### Introduction

It is known that given any triangle, its **angle bisectors** (half-lines which divide the angle into two equal parts) intersect at a single point, which is called the **incenter** of the triangle.

Now what will happen if we divide the angles of the triangle into three equal parts instead of two? (Note that such geometric construction, unlike the previous one, cannot be done only with an unmarked straightedge and a compass). In this case, for each vertice of the triangle, we have two different **angle trisectors**
(half-lines which divide the angles into three equal parts), that intersect each other in twelve different points.

However, we will only consider the intersection points represented on the image below, obtained by intersection of adjacent angle trisectors.

What will happen now if we link them?
In 1904, **Frank Morley** found that we will always obtain an equilateral triangle, regardless of the initial triangle.
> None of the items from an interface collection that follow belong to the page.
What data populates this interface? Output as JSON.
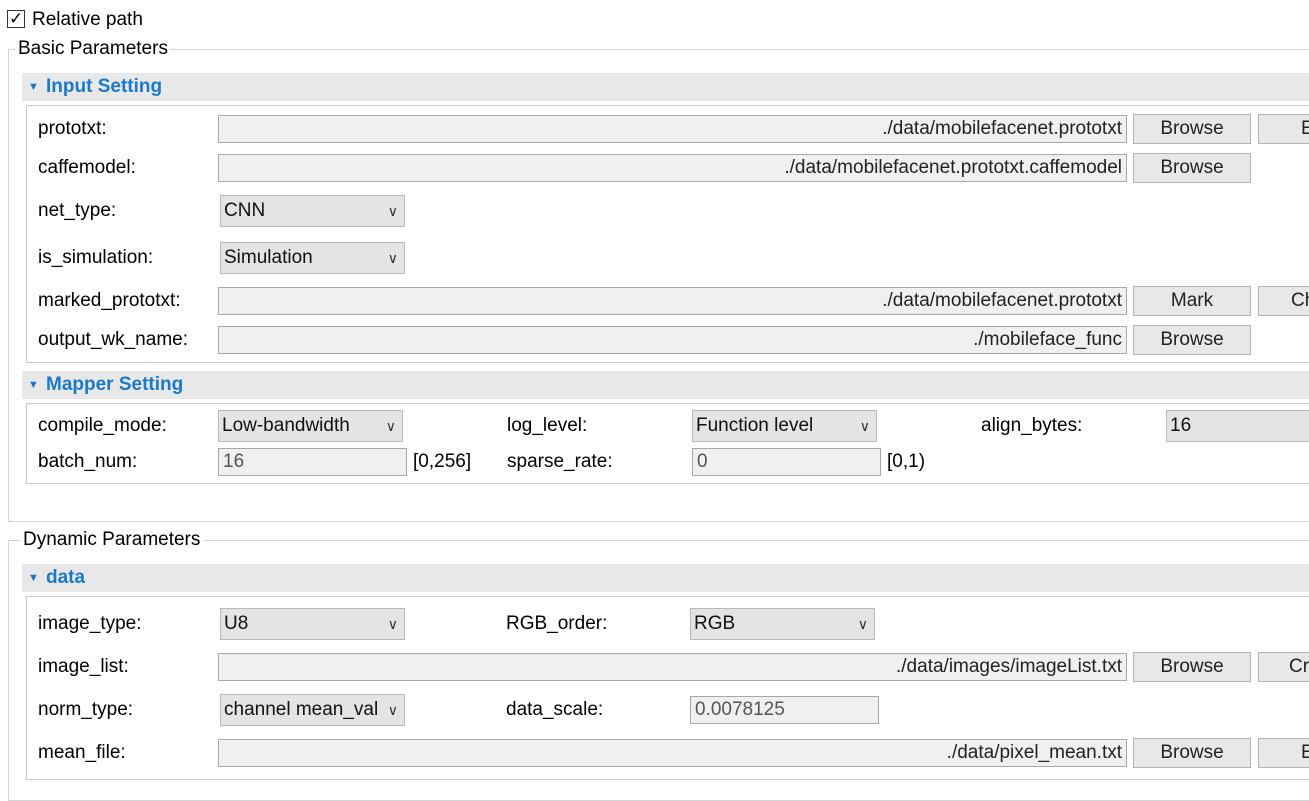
{
  "relative_path": {
    "label": "Relative path",
    "checked": true
  },
  "basic": {
    "group_title": "Basic Parameters",
    "input_setting": {
      "title": "Input Setting",
      "prototxt": {
        "label": "prototxt:",
        "value": "./data/mobilefacenet.prototxt",
        "button": "Browse",
        "extra_button": "E"
      },
      "caffemodel": {
        "label": "caffemodel:",
        "value": "./data/mobilefacenet.prototxt.caffemodel",
        "button": "Browse"
      },
      "net_type": {
        "label": "net_type:",
        "value": "CNN"
      },
      "is_simulation": {
        "label": "is_simulation:",
        "value": "Simulation"
      },
      "marked_prototxt": {
        "label": "marked_prototxt:",
        "value": "./data/mobilefacenet.prototxt",
        "button": "Mark",
        "extra_button": "Ch"
      },
      "output_wk_name": {
        "label": "output_wk_name:",
        "value": "./mobileface_func",
        "button": "Browse"
      }
    },
    "mapper_setting": {
      "title": "Mapper Setting",
      "compile_mode": {
        "label": "compile_mode:",
        "value": "Low-bandwidth"
      },
      "log_level": {
        "label": "log_level:",
        "value": "Function level"
      },
      "align_bytes": {
        "label": "align_bytes:",
        "value": "16"
      },
      "batch_num": {
        "label": "batch_num:",
        "value": "16",
        "range": "[0,256]"
      },
      "sparse_rate": {
        "label": "sparse_rate:",
        "value": "0",
        "range": "[0,1)"
      }
    }
  },
  "dynamic": {
    "group_title": "Dynamic Parameters",
    "data_section": {
      "title": "data",
      "image_type": {
        "label": "image_type:",
        "value": "U8"
      },
      "rgb_order": {
        "label": "RGB_order:",
        "value": "RGB"
      },
      "image_list": {
        "label": "image_list:",
        "value": "./data/images/imageList.txt",
        "button": "Browse",
        "extra_button": "Cr"
      },
      "norm_type": {
        "label": "norm_type:",
        "value": "channel mean_val"
      },
      "data_scale": {
        "label": "data_scale:",
        "value": "0.0078125"
      },
      "mean_file": {
        "label": "mean_file:",
        "value": "./data/pixel_mean.txt",
        "button": "Browse",
        "extra_button": "E"
      }
    }
  },
  "colors": {
    "section_title": "#1a7ac9",
    "section_bar": "#e8e8e8",
    "field_bg": "#f0f0f0"
  },
  "icons": {
    "checkbox": "check-icon",
    "section_toggle": "collapse-arrow-icon",
    "dropdown": "chevron-down-icon"
  }
}
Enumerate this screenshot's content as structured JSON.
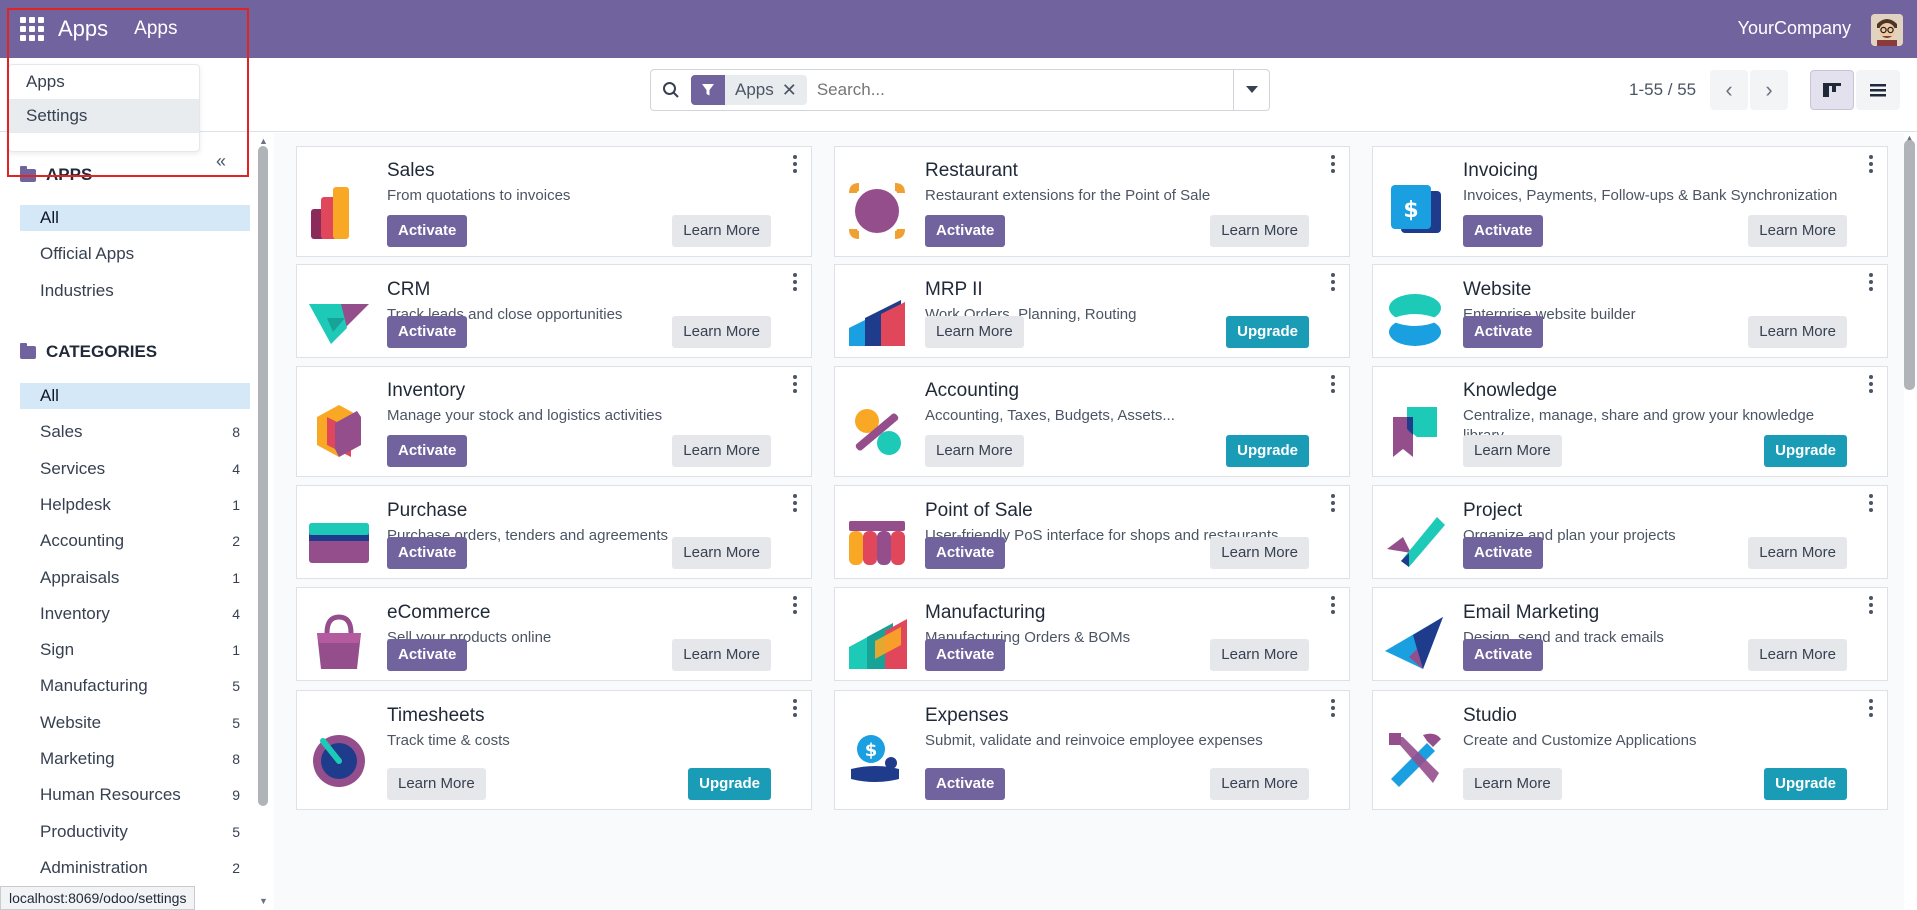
{
  "navbar": {
    "app_name": "Apps",
    "menu_item": "Apps",
    "company": "YourCompany"
  },
  "dropdown": {
    "items": [
      "Apps",
      "Settings"
    ]
  },
  "search": {
    "facet": "Apps",
    "placeholder": "Search..."
  },
  "pager": {
    "value": "1-55 / 55"
  },
  "sidebar": {
    "apps_heading": "APPS",
    "apps_items": [
      "All",
      "Official Apps",
      "Industries"
    ],
    "categories_heading": "CATEGORIES",
    "categories": [
      {
        "label": "All",
        "count": ""
      },
      {
        "label": "Sales",
        "count": "8"
      },
      {
        "label": "Services",
        "count": "4"
      },
      {
        "label": "Helpdesk",
        "count": "1"
      },
      {
        "label": "Accounting",
        "count": "2"
      },
      {
        "label": "Appraisals",
        "count": "1"
      },
      {
        "label": "Inventory",
        "count": "4"
      },
      {
        "label": "Sign",
        "count": "1"
      },
      {
        "label": "Manufacturing",
        "count": "5"
      },
      {
        "label": "Website",
        "count": "5"
      },
      {
        "label": "Marketing",
        "count": "8"
      },
      {
        "label": "Human Resources",
        "count": "9"
      },
      {
        "label": "Productivity",
        "count": "5"
      },
      {
        "label": "Administration",
        "count": "2"
      }
    ]
  },
  "buttons": {
    "activate": "Activate",
    "learn_more": "Learn More",
    "upgrade": "Upgrade"
  },
  "apps": [
    {
      "name": "Sales",
      "desc": "From quotations to invoices",
      "primary": "activate",
      "icon": "sales-icon"
    },
    {
      "name": "Restaurant",
      "desc": "Restaurant extensions for the Point of Sale",
      "primary": "activate",
      "icon": "restaurant-icon"
    },
    {
      "name": "Invoicing",
      "desc": "Invoices, Payments, Follow-ups & Bank Synchronization",
      "primary": "activate",
      "icon": "invoicing-icon"
    },
    {
      "name": "CRM",
      "desc": "Track leads and close opportunities",
      "primary": "activate",
      "icon": "crm-icon"
    },
    {
      "name": "MRP II",
      "desc": "Work Orders, Planning, Routing",
      "primary": "upgrade",
      "icon": "mrp-icon"
    },
    {
      "name": "Website",
      "desc": "Enterprise website builder",
      "primary": "activate",
      "icon": "website-icon"
    },
    {
      "name": "Inventory",
      "desc": "Manage your stock and logistics activities",
      "primary": "activate",
      "icon": "inventory-icon"
    },
    {
      "name": "Accounting",
      "desc": "Accounting, Taxes, Budgets, Assets...",
      "primary": "upgrade",
      "icon": "accounting-icon"
    },
    {
      "name": "Knowledge",
      "desc": "Centralize, manage, share and grow your knowledge library",
      "primary": "upgrade",
      "icon": "knowledge-icon"
    },
    {
      "name": "Purchase",
      "desc": "Purchase orders, tenders and agreements",
      "primary": "activate",
      "icon": "purchase-icon"
    },
    {
      "name": "Point of Sale",
      "desc": "User-friendly PoS interface for shops and restaurants",
      "primary": "activate",
      "icon": "pos-icon"
    },
    {
      "name": "Project",
      "desc": "Organize and plan your projects",
      "primary": "activate",
      "icon": "project-icon"
    },
    {
      "name": "eCommerce",
      "desc": "Sell your products online",
      "primary": "activate",
      "icon": "ecommerce-icon"
    },
    {
      "name": "Manufacturing",
      "desc": "Manufacturing Orders & BOMs",
      "primary": "activate",
      "icon": "manufacturing-icon"
    },
    {
      "name": "Email Marketing",
      "desc": "Design, send and track emails",
      "primary": "activate",
      "icon": "email-marketing-icon"
    },
    {
      "name": "Timesheets",
      "desc": "Track time & costs",
      "primary": "upgrade",
      "icon": "timesheets-icon"
    },
    {
      "name": "Expenses",
      "desc": "Submit, validate and reinvoice employee expenses",
      "primary": "activate",
      "icon": "expenses-icon"
    },
    {
      "name": "Studio",
      "desc": "Create and Customize Applications",
      "primary": "upgrade",
      "icon": "studio-icon"
    }
  ],
  "status_url": "localhost:8069/odoo/settings",
  "colors": {
    "brand": "#71639e",
    "upgrade": "#1a9cb7",
    "selected": "#d4e8f7"
  }
}
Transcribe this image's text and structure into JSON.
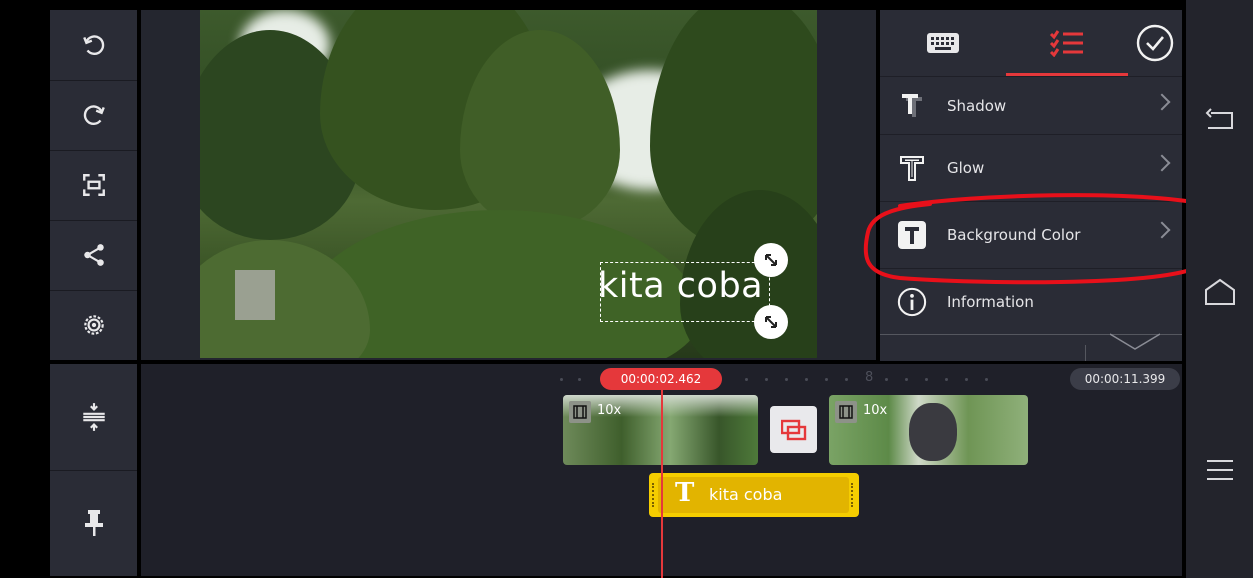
{
  "preview": {
    "overlay_text": "kita coba"
  },
  "panel": {
    "tabs": [
      {
        "icon": "keyboard-icon"
      },
      {
        "icon": "menu-list-icon",
        "active": true
      },
      {
        "icon": "check-circle-icon"
      }
    ],
    "items": [
      {
        "label": "Shadow",
        "icon": "text-shadow-icon"
      },
      {
        "label": "Glow",
        "icon": "text-glow-icon"
      },
      {
        "label": "Background Color",
        "icon": "text-background-icon"
      },
      {
        "label": "Information",
        "icon": "info-icon"
      }
    ]
  },
  "timeline": {
    "playhead_time": "00:00:02.462",
    "total_time": "00:00:11.399",
    "ruler_mark": "8",
    "clips": [
      {
        "speed": "10x"
      },
      {
        "speed": "10x"
      }
    ],
    "text_layer": {
      "label": "kita coba"
    }
  },
  "colors": {
    "accent": "#e5383b",
    "text_layer": "#e8b800",
    "panel_bg": "#2a2c36"
  }
}
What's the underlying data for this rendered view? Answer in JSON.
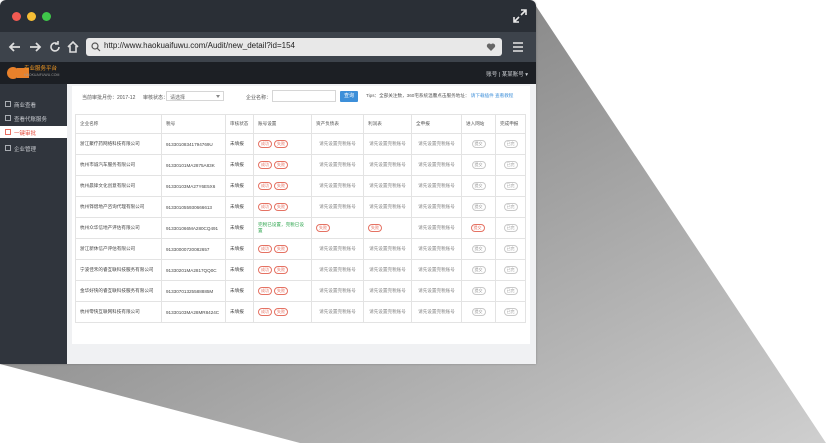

This equilateral triangle is usually called **Morley’s Triangle**. Click here to observe this interesting property, called **Morley’s Theorem**.

(*) This work was carried out under the guidance of Professor Maria Carvalho from the Universidade of Porto, under a grant by the Calouste Gulbenkian Foundation to develop a project for the promotion of Mathematics in Atractor.

Since many browsers are blocking Java nowadays, it was decided (in 2022) to convert to Javascript the original applets of this section. This conversion was carried out by a high-school teacher, who is working full-time in Atractor with the support of the Ministry of Education.